wAMD is a chronic eye disease that causes blurred vision or a blind spot in your visual field. It’s generally caused by abnormal blood vessels that leak fluid or blood into the macula. The macula is in the part of the retina responsible for central vision. Early detection and treatment of macular degeneration may help reduce vision loss and, in some instances, recover vision.
DME is an accumulation of fluid in the macula from leaking blood vessels. To develop DME, you must first have diabetic retinopathy. Diabetic retinopathy is a disease that damages the blood vessels in the retina, resulting in vision impairment.
RVO is a blockage of the veins in the retina that carry blood away from the eye. The blockage can cause fluid to leak into the macula. The blockage caused by RVO cannot be reversed, but there are ways in which it can be managed, using treatments that may slow down the progression of vision loss and even improve vision.
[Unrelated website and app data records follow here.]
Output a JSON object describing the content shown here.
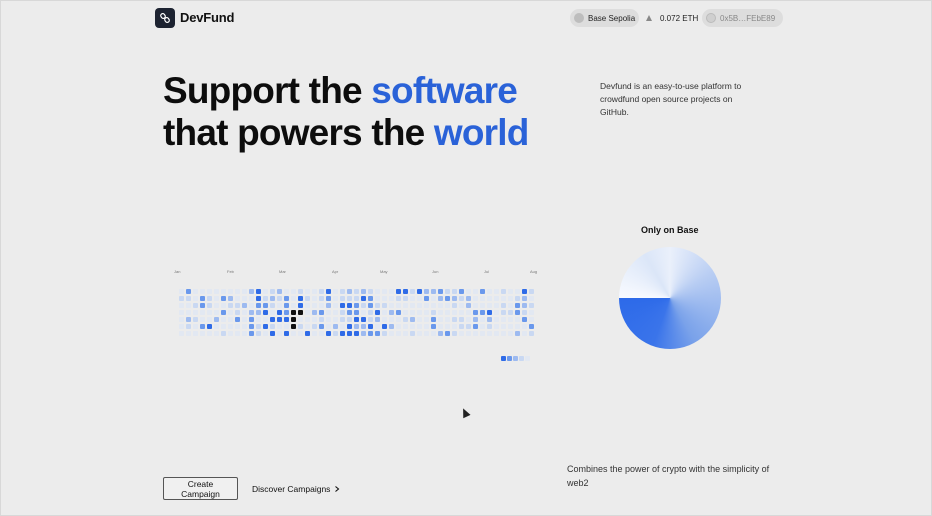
{
  "brand": {
    "name": "DevFund",
    "logo_icon": "link-icon"
  },
  "header": {
    "network_label": "Base Sepolia",
    "balance": "0.072 ETH",
    "address": "0x5B…FEbE89"
  },
  "hero": {
    "line1_plain": "Support the",
    "line1_accent": "software",
    "line2_plain": "that powers the",
    "line2_accent": "world",
    "accent_color": "#2a62d8"
  },
  "intro": "Devfund is an easy-to-use platform to crowdfund open source projects on GitHub.",
  "activity": {
    "months": [
      "Jan",
      "Feb",
      "Mar",
      "Apr",
      "May",
      "Jun",
      "Jul",
      "Aug"
    ],
    "levels": [
      "#e2e8f2",
      "#c9d8f2",
      "#9dbaf0",
      "#6a98ec",
      "#2f6be7"
    ],
    "highlight_color": "#111111"
  },
  "pie": {
    "title": "Only on Base"
  },
  "actions": {
    "create_label": "Create Campaign",
    "discover_label": "Discover Campaigns"
  },
  "tagline": "Combines the power of crypto with the simplicity of web2"
}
B.C. patients who have been diagnosed with one of the above conditions have access to the following anti-VEGF drugs:
- bevacizumab (Avastin)
- ranibizumab (Lucentis)
- aflibercept (Eylea)
This program also provides coverage for verteporfin (Visudyne) with photodynamic therapy for wet age-related macular degeneration (wAMD).
New patients can access the treatments through a referral from a physician or optometrist to a retinal specialist. Retinal specialist services are available in all regional health authorities. Patients are urged to talk with the retinal specialist regarding the benefits and risks of the treatments.
The 29 retinal specialists participating in the Provincial Retinal Diseases Treatment Program collaborate with PHSA and the Ministry of Health to ensure the planning, coordination, accessibility, quality, efficiency, and effectiveness of the provincial program.